Data to use:
========================
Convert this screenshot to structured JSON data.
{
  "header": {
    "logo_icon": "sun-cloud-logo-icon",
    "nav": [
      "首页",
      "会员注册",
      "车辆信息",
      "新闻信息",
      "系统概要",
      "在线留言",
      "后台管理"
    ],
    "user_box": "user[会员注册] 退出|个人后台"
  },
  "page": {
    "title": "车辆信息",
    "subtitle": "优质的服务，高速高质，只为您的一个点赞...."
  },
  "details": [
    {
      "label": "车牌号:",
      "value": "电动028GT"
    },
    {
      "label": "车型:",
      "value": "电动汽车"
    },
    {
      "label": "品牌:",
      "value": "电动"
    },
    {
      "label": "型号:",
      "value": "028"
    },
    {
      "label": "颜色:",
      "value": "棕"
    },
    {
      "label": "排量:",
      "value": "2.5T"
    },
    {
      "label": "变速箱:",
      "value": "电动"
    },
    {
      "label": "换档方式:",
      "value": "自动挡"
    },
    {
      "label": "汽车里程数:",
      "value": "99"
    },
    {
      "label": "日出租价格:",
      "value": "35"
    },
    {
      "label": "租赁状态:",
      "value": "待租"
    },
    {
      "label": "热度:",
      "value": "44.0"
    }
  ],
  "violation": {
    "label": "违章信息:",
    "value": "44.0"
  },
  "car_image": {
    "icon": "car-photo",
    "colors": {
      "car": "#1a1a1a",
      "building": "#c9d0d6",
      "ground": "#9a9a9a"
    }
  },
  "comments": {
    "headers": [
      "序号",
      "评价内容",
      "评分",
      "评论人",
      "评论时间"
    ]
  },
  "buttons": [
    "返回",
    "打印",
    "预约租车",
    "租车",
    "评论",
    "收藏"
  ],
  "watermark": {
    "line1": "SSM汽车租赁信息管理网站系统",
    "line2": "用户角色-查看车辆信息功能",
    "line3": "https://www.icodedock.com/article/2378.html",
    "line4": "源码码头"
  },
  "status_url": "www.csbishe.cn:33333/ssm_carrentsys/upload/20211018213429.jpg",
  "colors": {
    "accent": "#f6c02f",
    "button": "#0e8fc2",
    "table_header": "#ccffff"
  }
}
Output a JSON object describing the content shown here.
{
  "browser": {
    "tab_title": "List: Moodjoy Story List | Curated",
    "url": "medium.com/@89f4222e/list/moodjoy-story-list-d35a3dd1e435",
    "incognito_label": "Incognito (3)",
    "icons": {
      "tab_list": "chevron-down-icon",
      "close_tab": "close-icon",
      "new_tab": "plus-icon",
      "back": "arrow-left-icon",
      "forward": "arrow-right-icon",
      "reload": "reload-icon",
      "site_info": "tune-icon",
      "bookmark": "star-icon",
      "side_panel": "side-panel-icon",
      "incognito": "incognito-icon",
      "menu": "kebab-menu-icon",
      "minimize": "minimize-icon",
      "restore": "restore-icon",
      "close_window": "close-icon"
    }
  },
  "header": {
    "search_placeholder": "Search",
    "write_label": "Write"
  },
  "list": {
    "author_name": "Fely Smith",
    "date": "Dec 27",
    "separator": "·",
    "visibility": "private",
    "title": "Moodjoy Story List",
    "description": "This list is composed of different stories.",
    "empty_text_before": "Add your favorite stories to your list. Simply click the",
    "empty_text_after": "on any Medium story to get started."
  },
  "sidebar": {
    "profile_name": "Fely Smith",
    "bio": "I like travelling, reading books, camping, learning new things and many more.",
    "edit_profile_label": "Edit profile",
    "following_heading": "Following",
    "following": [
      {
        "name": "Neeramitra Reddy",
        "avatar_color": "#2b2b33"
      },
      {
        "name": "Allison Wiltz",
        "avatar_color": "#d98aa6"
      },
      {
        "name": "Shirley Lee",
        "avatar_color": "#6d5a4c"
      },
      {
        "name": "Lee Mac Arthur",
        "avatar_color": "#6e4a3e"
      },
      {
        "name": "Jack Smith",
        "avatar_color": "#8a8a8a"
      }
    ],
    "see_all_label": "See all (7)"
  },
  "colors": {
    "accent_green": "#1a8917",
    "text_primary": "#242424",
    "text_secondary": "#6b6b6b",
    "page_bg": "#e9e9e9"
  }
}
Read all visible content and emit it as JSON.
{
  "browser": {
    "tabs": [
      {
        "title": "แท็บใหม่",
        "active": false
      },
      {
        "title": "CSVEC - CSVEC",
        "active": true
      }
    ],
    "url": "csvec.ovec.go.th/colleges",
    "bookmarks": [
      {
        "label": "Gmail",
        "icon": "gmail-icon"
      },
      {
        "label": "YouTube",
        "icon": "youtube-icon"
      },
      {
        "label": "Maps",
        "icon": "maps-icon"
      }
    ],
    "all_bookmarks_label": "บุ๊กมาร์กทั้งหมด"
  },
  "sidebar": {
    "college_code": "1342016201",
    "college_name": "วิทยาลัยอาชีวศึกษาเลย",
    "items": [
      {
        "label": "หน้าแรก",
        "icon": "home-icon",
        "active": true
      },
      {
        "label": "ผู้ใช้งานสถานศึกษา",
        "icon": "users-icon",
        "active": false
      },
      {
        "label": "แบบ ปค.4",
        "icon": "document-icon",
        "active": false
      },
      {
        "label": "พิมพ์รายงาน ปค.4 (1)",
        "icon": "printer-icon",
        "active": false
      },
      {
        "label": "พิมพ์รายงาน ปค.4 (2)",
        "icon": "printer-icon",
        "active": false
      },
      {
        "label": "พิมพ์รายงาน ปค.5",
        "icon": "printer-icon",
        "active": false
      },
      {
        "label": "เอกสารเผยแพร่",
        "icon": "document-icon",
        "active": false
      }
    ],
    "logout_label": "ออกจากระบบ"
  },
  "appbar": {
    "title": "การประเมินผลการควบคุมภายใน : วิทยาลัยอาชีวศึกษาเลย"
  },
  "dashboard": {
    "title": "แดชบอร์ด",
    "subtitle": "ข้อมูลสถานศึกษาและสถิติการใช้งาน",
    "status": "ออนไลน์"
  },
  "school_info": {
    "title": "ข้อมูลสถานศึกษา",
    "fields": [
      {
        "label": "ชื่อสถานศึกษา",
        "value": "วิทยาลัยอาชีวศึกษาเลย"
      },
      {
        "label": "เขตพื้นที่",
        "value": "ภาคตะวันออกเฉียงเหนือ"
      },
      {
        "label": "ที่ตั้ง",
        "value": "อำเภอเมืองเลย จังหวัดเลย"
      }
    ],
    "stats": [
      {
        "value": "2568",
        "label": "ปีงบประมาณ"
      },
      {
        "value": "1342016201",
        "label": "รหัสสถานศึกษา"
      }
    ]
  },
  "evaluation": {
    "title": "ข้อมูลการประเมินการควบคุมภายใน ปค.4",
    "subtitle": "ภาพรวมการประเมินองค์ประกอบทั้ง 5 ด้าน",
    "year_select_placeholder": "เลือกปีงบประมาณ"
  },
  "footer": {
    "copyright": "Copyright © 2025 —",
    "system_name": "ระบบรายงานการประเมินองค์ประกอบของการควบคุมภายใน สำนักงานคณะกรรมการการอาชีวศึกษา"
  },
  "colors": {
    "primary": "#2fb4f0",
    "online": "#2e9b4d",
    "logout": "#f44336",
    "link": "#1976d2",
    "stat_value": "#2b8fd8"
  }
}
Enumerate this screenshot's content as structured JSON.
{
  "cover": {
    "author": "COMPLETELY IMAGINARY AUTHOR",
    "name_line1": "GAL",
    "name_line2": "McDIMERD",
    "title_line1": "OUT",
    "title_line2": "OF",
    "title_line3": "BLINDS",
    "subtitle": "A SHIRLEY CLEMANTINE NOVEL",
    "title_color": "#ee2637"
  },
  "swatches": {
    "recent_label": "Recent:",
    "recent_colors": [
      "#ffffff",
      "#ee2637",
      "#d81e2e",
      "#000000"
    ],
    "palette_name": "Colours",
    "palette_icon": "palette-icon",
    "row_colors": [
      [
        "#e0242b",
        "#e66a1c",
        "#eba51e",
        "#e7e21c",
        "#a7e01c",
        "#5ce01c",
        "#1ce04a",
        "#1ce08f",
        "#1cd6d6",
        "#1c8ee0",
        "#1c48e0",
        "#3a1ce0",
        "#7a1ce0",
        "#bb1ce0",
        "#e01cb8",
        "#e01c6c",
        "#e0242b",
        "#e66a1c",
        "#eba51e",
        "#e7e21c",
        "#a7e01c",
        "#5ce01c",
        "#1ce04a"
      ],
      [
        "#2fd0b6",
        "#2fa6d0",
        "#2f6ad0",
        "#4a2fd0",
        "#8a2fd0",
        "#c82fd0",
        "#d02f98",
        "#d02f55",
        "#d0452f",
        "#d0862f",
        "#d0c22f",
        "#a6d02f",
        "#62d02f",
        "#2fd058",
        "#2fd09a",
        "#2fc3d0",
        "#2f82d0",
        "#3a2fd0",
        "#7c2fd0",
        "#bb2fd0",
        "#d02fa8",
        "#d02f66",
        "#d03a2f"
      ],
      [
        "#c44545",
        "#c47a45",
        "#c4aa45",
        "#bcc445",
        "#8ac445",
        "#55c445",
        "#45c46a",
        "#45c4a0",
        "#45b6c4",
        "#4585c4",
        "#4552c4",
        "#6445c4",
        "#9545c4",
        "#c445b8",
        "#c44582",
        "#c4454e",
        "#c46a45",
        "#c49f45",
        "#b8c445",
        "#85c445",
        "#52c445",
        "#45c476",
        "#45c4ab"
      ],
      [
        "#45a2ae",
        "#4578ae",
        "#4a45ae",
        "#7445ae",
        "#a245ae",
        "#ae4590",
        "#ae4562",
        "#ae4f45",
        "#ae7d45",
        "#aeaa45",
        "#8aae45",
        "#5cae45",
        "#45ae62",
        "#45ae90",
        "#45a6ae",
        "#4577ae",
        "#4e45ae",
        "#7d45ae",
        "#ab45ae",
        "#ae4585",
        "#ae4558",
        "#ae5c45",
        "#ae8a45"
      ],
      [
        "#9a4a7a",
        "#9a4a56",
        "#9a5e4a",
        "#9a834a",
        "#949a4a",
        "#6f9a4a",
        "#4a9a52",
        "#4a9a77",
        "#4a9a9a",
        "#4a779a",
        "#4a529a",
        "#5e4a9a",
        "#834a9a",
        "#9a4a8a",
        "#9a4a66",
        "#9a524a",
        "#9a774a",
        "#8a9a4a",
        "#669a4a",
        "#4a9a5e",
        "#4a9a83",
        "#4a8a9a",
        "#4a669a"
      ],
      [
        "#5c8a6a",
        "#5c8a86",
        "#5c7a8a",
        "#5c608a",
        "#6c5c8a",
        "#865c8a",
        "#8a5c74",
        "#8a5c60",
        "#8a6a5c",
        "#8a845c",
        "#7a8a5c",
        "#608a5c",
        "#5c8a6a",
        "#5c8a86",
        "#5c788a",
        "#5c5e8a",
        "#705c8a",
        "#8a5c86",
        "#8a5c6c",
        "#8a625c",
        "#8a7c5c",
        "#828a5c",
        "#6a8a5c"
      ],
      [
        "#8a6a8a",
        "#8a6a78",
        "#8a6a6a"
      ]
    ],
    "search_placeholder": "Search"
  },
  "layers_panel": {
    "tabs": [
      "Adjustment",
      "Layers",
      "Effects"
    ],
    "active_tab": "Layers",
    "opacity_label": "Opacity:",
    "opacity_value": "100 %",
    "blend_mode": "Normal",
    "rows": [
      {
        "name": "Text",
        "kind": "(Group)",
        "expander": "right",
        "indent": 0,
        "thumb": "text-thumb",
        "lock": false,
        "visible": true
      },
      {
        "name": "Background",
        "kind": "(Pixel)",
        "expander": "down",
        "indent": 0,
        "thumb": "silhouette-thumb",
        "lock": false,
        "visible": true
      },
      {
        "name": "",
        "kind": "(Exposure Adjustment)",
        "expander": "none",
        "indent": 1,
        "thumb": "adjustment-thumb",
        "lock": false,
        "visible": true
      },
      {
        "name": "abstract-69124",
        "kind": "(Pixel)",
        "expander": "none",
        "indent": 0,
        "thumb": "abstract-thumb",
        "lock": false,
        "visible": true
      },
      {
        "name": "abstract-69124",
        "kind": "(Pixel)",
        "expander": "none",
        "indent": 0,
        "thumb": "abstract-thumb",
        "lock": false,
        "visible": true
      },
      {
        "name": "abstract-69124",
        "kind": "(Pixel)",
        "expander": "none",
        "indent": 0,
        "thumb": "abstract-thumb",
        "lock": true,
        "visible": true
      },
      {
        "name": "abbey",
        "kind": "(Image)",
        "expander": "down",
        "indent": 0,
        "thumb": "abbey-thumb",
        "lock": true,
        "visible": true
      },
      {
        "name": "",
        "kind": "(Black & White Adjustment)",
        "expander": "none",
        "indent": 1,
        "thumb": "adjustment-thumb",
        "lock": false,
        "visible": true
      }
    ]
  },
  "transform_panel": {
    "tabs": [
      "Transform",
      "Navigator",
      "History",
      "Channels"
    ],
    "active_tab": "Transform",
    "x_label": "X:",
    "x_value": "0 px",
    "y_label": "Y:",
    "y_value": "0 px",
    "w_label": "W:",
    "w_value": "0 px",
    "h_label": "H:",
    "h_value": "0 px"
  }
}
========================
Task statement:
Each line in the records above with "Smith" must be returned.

Answer box:
    "author_name": "Fely Smith",
    "profile_name": "Fely Smith",
        "name": "Jack Smith",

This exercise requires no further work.